Exercise >> From the entries below, copy every line holding the word "JSON".
[Start of Attachment]
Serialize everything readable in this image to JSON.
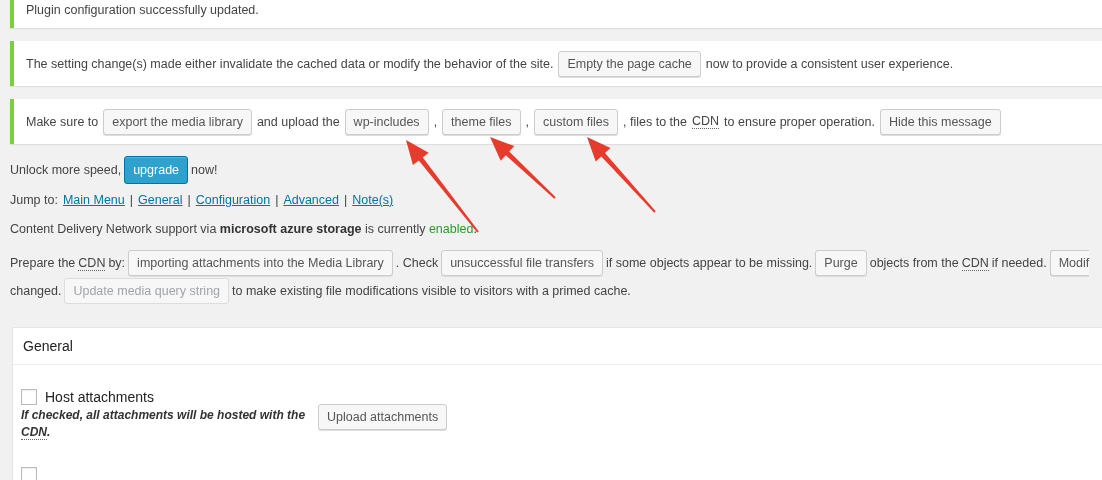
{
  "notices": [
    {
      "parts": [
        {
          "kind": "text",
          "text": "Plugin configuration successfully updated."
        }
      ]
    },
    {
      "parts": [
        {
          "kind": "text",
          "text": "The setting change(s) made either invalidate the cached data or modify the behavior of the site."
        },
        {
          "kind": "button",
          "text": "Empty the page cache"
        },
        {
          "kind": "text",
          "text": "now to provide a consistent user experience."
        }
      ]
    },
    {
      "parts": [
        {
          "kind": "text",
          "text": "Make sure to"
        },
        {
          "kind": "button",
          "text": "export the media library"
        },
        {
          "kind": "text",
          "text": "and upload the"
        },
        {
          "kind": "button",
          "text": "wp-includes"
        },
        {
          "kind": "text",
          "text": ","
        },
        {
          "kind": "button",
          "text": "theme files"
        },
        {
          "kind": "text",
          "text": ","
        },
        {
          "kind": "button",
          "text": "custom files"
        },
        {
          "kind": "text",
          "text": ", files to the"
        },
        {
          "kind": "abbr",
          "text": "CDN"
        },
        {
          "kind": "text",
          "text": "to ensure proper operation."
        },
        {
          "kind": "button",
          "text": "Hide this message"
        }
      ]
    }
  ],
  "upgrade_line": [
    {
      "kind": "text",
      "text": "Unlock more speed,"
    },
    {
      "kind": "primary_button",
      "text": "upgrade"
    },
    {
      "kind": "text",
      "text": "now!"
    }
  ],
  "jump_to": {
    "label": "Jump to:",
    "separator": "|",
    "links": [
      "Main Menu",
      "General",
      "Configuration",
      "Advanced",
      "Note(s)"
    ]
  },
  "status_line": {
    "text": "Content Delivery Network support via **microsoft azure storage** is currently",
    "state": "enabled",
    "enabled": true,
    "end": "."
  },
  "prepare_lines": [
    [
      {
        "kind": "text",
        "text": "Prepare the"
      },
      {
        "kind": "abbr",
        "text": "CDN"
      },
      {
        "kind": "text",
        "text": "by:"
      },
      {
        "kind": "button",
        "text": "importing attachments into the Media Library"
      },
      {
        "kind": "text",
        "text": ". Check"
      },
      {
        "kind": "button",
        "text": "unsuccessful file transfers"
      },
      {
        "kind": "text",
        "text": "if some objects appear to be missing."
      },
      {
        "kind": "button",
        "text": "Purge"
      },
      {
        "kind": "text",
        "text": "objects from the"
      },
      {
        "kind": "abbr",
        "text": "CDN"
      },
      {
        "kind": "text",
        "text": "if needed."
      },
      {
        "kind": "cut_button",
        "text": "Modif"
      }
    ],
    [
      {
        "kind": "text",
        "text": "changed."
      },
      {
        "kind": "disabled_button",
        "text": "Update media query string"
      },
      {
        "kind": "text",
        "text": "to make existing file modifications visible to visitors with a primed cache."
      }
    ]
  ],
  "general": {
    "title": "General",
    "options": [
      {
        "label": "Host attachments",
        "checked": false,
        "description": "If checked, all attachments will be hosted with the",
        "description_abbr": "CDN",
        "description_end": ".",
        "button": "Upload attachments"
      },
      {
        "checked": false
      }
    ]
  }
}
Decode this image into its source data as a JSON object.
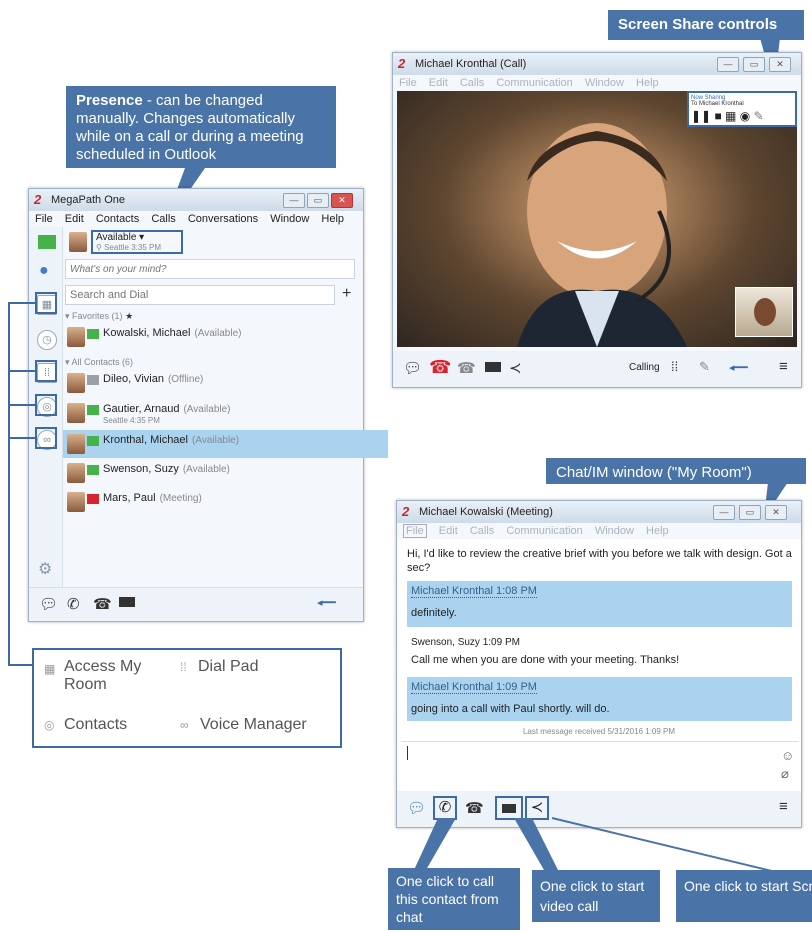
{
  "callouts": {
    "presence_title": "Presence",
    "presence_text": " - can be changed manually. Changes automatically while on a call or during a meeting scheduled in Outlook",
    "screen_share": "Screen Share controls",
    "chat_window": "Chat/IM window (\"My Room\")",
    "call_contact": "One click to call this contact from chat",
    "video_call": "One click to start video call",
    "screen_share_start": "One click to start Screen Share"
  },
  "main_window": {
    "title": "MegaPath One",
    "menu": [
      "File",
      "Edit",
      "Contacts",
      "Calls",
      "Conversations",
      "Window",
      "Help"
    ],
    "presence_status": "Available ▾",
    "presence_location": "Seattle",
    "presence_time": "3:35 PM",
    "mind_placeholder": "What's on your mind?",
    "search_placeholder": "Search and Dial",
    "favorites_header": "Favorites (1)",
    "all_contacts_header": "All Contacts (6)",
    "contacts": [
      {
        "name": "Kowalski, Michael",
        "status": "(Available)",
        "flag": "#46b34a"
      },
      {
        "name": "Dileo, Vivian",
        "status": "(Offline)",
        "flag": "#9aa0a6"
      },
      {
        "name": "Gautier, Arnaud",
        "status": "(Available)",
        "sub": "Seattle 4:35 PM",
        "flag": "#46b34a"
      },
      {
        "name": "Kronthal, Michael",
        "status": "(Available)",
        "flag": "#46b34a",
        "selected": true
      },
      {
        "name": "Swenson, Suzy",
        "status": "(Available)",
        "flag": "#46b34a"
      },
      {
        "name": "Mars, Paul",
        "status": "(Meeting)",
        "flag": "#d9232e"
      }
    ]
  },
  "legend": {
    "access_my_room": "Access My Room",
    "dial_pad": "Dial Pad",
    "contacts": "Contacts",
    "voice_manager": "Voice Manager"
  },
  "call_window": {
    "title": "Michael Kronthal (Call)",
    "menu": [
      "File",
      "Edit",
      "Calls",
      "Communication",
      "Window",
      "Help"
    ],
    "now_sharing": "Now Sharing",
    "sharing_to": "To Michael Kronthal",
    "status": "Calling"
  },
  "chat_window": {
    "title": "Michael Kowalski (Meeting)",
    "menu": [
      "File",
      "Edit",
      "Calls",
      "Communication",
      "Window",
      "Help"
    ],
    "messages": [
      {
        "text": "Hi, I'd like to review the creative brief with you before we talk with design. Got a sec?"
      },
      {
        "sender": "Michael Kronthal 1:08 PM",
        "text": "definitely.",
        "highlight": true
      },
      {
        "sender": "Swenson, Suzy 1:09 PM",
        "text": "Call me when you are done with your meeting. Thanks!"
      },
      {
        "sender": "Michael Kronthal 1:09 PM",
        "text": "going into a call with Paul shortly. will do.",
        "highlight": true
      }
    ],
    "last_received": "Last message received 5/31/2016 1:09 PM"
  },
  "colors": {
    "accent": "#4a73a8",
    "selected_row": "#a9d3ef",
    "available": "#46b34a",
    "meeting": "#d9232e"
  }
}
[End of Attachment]
Answer to the exercise >>
Serialize everything readable in this image to JSON.
Decode this image into its source data as a JSON object.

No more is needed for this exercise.